Task requirements: This exercise asks for every line of the material that contains the word "wave".

· · · ·

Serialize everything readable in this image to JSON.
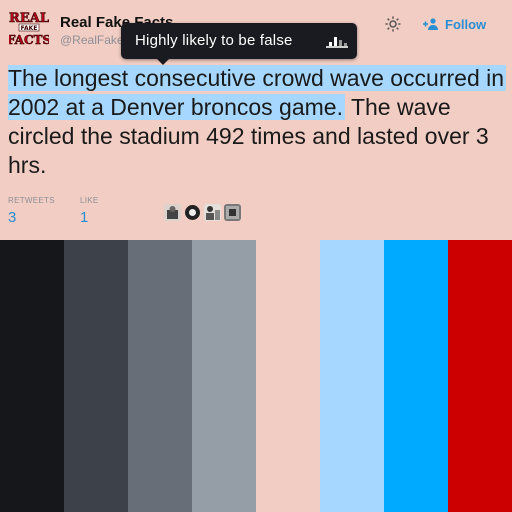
{
  "account": {
    "display_name": "Real Fake Facts",
    "handle": "@RealFake",
    "avatar_logo_text": "REAL FAKE FACTS"
  },
  "tooltip": {
    "text": "Highly likely to be false",
    "icon": "bar-chart-icon"
  },
  "actions": {
    "settings_icon": "gear-icon",
    "follow_label": "Follow",
    "follow_icon": "add-user-icon"
  },
  "tweet": {
    "highlighted_text": "The longest consecutive crowd wave occurred in 2002 at a Denver broncos game.",
    "rest_text": "The wave circled the stadium 492 times and lasted over 3 hrs."
  },
  "stats": {
    "retweets_label": "RETWEETS",
    "retweets_count": "3",
    "likes_label": "LIKE",
    "likes_count": "1"
  },
  "likers": [
    "avatar-1",
    "avatar-2",
    "avatar-3",
    "avatar-4"
  ],
  "colors": {
    "background": "#f1cdc3",
    "accent": "#2a8ed3",
    "highlight": "#a6d7ff",
    "palette": [
      "#15171b",
      "#3d4149",
      "#676e78",
      "#959ea6",
      "#f1cdc3",
      "#a6d7ff",
      "#00aaff",
      "#cc0000"
    ]
  }
}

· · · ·

Task solution:
    "highlighted_text": "The longest consecutive crowd wave occurred in 2002 at a Denver broncos game.",
    "rest_text": "The wave circled the stadium 492 times and lasted over 3 hrs."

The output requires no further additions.